On Sunday, he snaps for the undefeated Patriots, often delivering perfect strikes for Pro Bowl kicker Stephen Gostkowski and punter Ryan Allen. During the week, he practices with the team and attends meetings, but when most of his teammates go home after a long day, Cardona often doesn’t.
That’s when he heads to his other job, working at the Naval Preparatory Academy in Newport, R.I., as part of his duties as an active member of the Navy.
“It’s long days, and there are not really any days off, but the balance has been good,” Cardona said. “It’s a lot of tough work, but I’m lucky to be out here and getting this opportunity.”
Cardona, 23, is the only active player in the NFL who is also an active member of the military, which is a neat story to relay any day, but especially on Veterans Day.
“So he’s balanced them. It’s hard enough to be a rookie in this league when this is your only job. He has two jobs, so that’s more challenging, but that’s something that people like Joe, who have been in the Naval Academy, have experience with — time management, multi-tasking, doing different things and handling different levels of responsibility physically, mentally and emotionally.”
A native of El Cajon, California, who was a star football and lacrosse player in high school, Cardona’s standing as an active member of the Navy has been reflected in how he dressed in his Navy Whites before and after games. Just as the Navy has, he has since switched to Service Dress Blues.
“It’s a comfort factor for me,” he said. “It’s what we showed up to games in at the Naval Academy.

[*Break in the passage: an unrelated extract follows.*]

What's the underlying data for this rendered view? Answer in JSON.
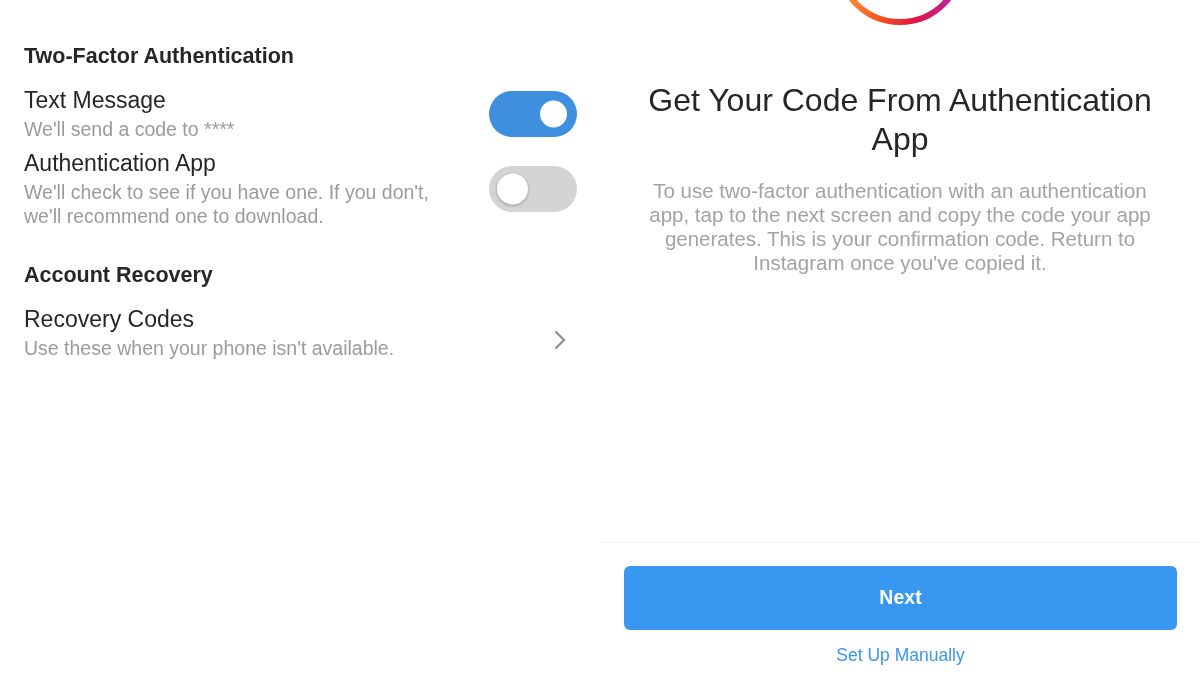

It’s sticking with what works.”
For the two teammates he’s closest with, Gostkowski and Allen, it’s been a perspective-filled experience working together.
“You can tell he’s just so disciplined, coming from the Naval Academy; he’s come in and worked hard, kept his head down, and he’s humble and has a lot of respect for everyone and how they do it,” Gostowski said. “He has his job on the side serving our country, which is some of the highest respect you can have. It’s the kind of thing I’ve never been around and it’s been cool to be a part of.”
Gostkowski said he sees it, too.
“Joe’s doing great,” he said. “A lot more goes into it than people think. For every one snap Joe does in a game it is probably hundreds of snaps in practice. He’s done a good job, and he can take coaching very well. He just says ‘yes sir’ and does his job.”